CHARLOTTE, N.C. — The pandemic forced more problems in dealing with increased cases of domestic violence, and now those victim advocacy groups say their help could be hindered by a lack of funding.
The Victims of Crime Act (VOCA) is one source of funding that is fed by fees from federal criminal prosecutions. But over the years the amount of funding has varied.
“The balance in the funds has shifted based on the number of judgments and fines that have been issued against major corporations," North Carolina Coalition Against Domestic Violence Executive Director Carianne Fisher said.
The decrease is mostly the result of more out-of-court settlements which means fewer judgments and fines and therefore less money in the fund. Victim advocates groups are now proposing a VOCA fix.
“The idea is it’s no cost to taxpayers, it’s just saying if there’s an outside court settlement that the settlement amount go into replenish the fund," Fisher said.
In this way, the necessary funding will still be available to help meet all the helping needs.
“It’s their victim advocacy, it’s keeping their lights on, it’s having shelter services available, it’s having counseling," Fisher said.
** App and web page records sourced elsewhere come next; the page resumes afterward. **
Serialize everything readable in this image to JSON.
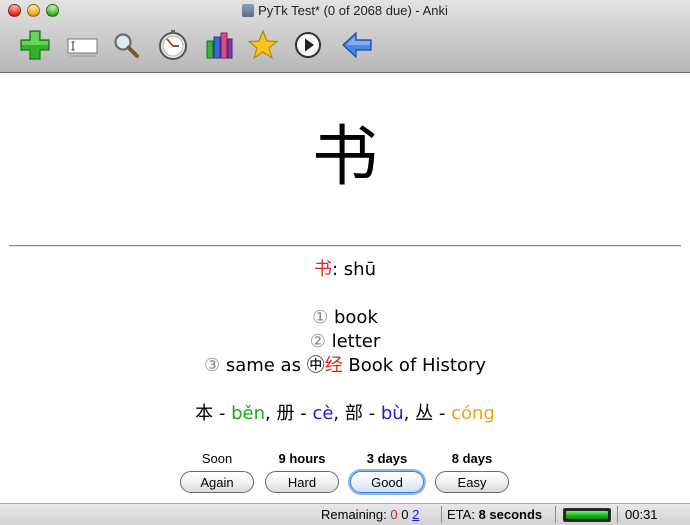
{
  "window": {
    "title": "PyTk Test* (0 of 2068 due) - Anki"
  },
  "toolbar": {
    "icons": [
      "add-icon",
      "edit-icon",
      "search-icon",
      "timer-icon",
      "graphs-icon",
      "mark-icon",
      "play-icon",
      "back-arrow-icon"
    ]
  },
  "card": {
    "question": "书",
    "answer": {
      "char": "书",
      "pinyin_sep": ": ",
      "pinyin": "shū",
      "defs": [
        {
          "num": "①",
          "text": " book"
        },
        {
          "num": "②",
          "text": " letter"
        },
        {
          "num": "③",
          "text_pre": " same as ",
          "tag": "㊥",
          "red": "经",
          "text_post": " Book of History"
        }
      ],
      "components": [
        {
          "char": "本",
          "pinyin": "běn",
          "color": "green",
          "sep": ", "
        },
        {
          "char": "册",
          "pinyin": "cè",
          "color": "blue",
          "sep": ", "
        },
        {
          "char": "部",
          "pinyin": "bù",
          "color": "blue",
          "sep": ", "
        },
        {
          "char": "丛",
          "pinyin": "cóng",
          "color": "orange",
          "sep": ""
        }
      ],
      "dash": " - "
    }
  },
  "answer_buttons": [
    {
      "interval": "Soon",
      "label": "Again",
      "bold": false,
      "default": false
    },
    {
      "interval": "9 hours",
      "label": "Hard",
      "bold": true,
      "default": false
    },
    {
      "interval": "3 days",
      "label": "Good",
      "bold": true,
      "default": true
    },
    {
      "interval": "8 days",
      "label": "Easy",
      "bold": true,
      "default": false
    }
  ],
  "status": {
    "remaining_label": "Remaining:",
    "failed": "0",
    "review": "0",
    "new": "2",
    "eta_label": "ETA:",
    "eta_value": "8 seconds",
    "progress": 1.0,
    "timer": "00:31"
  },
  "colors": {
    "red": "#e8211d",
    "green": "#1ea51e",
    "blue": "#1c1ce0",
    "orange": "#f0a017"
  }
}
So far the VOCA fix proposal has been voted on by the House, but the Senate has yet to consider it.